Black Firsts, November 2008: Annette Gordon-Reed
Professor Annette Gordon-Reed
Professor Annette Gordon-Reed has become the first African American woman to win the National Book Award in the nonfiction category. A history professor at Rutgers University – Newark and New York Law School, Gordon-Reed won the award for The Hemingses of Monticello: An American Family. Writer Christine Le (CelebrityCafe.com) explains how The Hemingses of Monticello builds on the author’s previous exploration of the Thomas Jefferson – Sally Hemings relationship:
[The book] tells the story of the Hemings slave family. Thomas Jefferson infamously fathered several children with Sally Hemings, as proven by DNA testing and discussed in an earlier book by Gordon-Reed.
A graduate of Dartmouth College (B.A., 1981) and Harvard Law School (J.D., 1984), Gordon-Reed offers up The Hemingses of Monticello as her second exploration of the Jeffersons and their curious relationship to the Hemings family. This book joins Thomas Jefferson and Sally Hemings: An American Controversy, published in 1997.
In an interview dated November 24, 2008, and published on the George Mason University History News Network website (HNN), Professor Gordon-Reed describes how Thomas Jefferson’s status as a historical icon has impacted contemporary perceptions of his relationship with Sally Hemings:
As to the nature of the relationship between SH and TJ, it’s hard to know. I spend a good deal of time on this question in the book. I venture to say that if another slave holder had a decades long connection to one woman, seven children with her, children named for members of his family and others important to him, there would be no problem saying that, at least, he was attached to her. TJ’s symbolic importance to many people, his status as a symbol of America, makes some people hesitate to just say that. It’s like some big thing is riding on it. He was clearly deeply attached to other members of her family—James Hemings, Burwell Colbert— and he could have felt exactly the same away about her. If he were named Tom Smith the answer would be obvious. It wouldn’t be taken as some great statement about slavery, race or anything, because it would not be. It isn’t for Jefferson, either.
The Hemingses of Monticello: An American Controversy expands and complicates our notions of slavery, love, liberty, and hypocrisy.
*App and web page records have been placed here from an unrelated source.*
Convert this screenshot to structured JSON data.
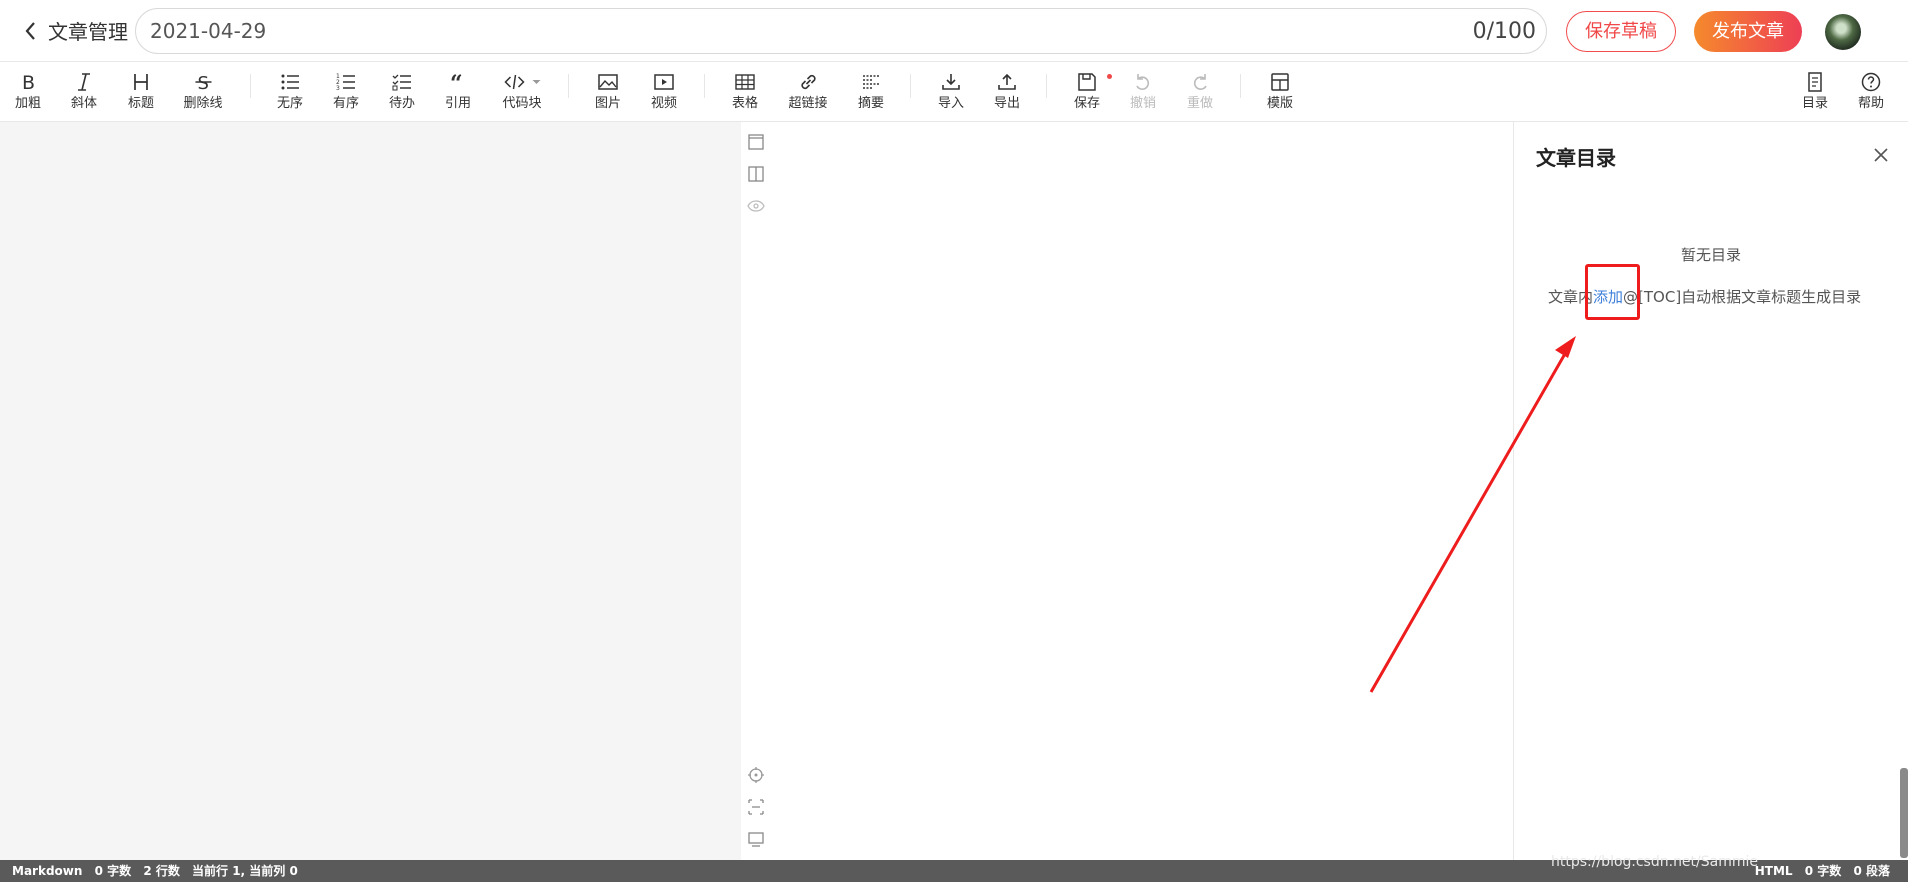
{
  "header": {
    "back_label": "文章管理",
    "title_value": "2021-04-29",
    "title_count": "0/100",
    "save_draft": "保存草稿",
    "publish": "发布文章"
  },
  "toolbar": {
    "bold": "加粗",
    "italic": "斜体",
    "heading": "标题",
    "strike": "删除线",
    "ul": "无序",
    "ol": "有序",
    "todo": "待办",
    "quote": "引用",
    "code": "代码块",
    "image": "图片",
    "video": "视频",
    "table": "表格",
    "link": "超链接",
    "summary": "摘要",
    "import": "导入",
    "export": "导出",
    "save": "保存",
    "undo": "撤销",
    "redo": "重做",
    "template": "模版",
    "toc": "目录",
    "help": "帮助"
  },
  "toc": {
    "title": "文章目录",
    "empty": "暂无目录",
    "hint_before": "文章内",
    "hint_link": "添加",
    "hint_after": "@[TOC]自动根据文章标题生成目录"
  },
  "status": {
    "mode": "Markdown",
    "words": "0 字数",
    "lines": "2 行数",
    "cursor": "当前行 1, 当前列 0",
    "right_mode": "HTML",
    "right_words": "0 字数",
    "right_paras": "0 段落"
  },
  "watermark": "https://blog.csdn.net/Sammie",
  "colors": {
    "accent_red": "#f04848",
    "link_blue": "#3d7fd9",
    "status_bg": "#5a5a5a"
  }
}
It has been well-received by scholars and critics, and will very likely have great success in the literary and scholarly marketplace.
Posted by Ajuan Mance